§ Goal of the exercise: Pictures aside, repeat the whole listing word for word.
=== Begin Enclosure ===
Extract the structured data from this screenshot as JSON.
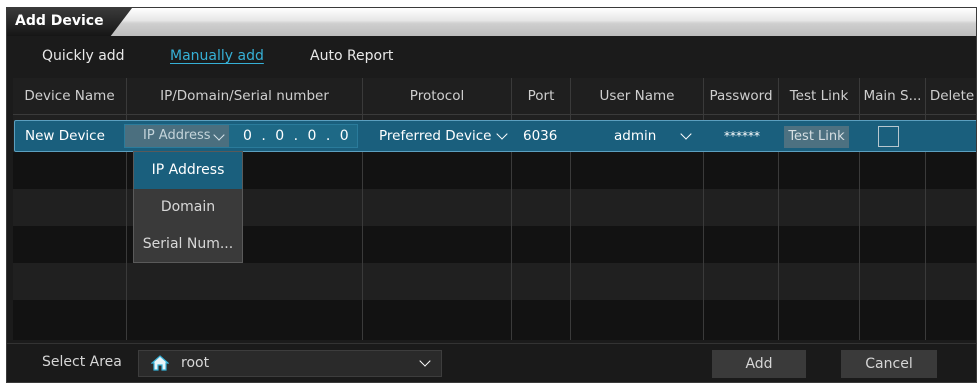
{
  "window": {
    "title": "Add Device"
  },
  "tabs": [
    {
      "label": "Quickly add",
      "active": false
    },
    {
      "label": "Manually add",
      "active": true
    },
    {
      "label": "Auto Report",
      "active": false
    }
  ],
  "table": {
    "columns": [
      "Device Name",
      "IP/Domain/Serial number",
      "Protocol",
      "Port",
      "User Name",
      "Password",
      "Test Link",
      "Main S...",
      "Delete"
    ],
    "row": {
      "device_name": "New Device",
      "address_type": "IP Address",
      "ip_octets": "0 . 0 . 0 . 0",
      "protocol": "Preferred Device",
      "port": "6036",
      "user_name": "admin",
      "password": "******",
      "test_link_button": "Test Link",
      "main_stream_checked": false
    },
    "address_type_options": [
      "IP Address",
      "Domain",
      "Serial Num..."
    ]
  },
  "footer": {
    "select_area_label": "Select Area",
    "area_value": "root",
    "add_button": "Add",
    "cancel_button": "Cancel"
  },
  "colors": {
    "accent": "#36b0d6",
    "selection": "#1a5f7d",
    "background": "#1b1b1b"
  }
}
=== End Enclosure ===
§ Exercise output:
Extract the structured data from this screenshot as JSON.
{
  "window": {
    "title": "Add Device"
  },
  "tabs": [
    {
      "label": "Quickly add",
      "active": false
    },
    {
      "label": "Manually add",
      "active": true
    },
    {
      "label": "Auto Report",
      "active": false
    }
  ],
  "table": {
    "columns": [
      "Device Name",
      "IP/Domain/Serial number",
      "Protocol",
      "Port",
      "User Name",
      "Password",
      "Test Link",
      "Main S...",
      "Delete"
    ],
    "row": {
      "device_name": "New Device",
      "address_type": "IP Address",
      "ip_octets": "0 . 0 . 0 . 0",
      "protocol": "Preferred Device",
      "port": "6036",
      "user_name": "admin",
      "password": "******",
      "test_link_button": "Test Link",
      "main_stream_checked": false
    },
    "address_type_options": [
      "IP Address",
      "Domain",
      "Serial Num..."
    ]
  },
  "footer": {
    "select_area_label": "Select Area",
    "area_value": "root",
    "add_button": "Add",
    "cancel_button": "Cancel"
  },
  "colors": {
    "accent": "#36b0d6",
    "selection": "#1a5f7d",
    "background": "#1b1b1b"
  }
}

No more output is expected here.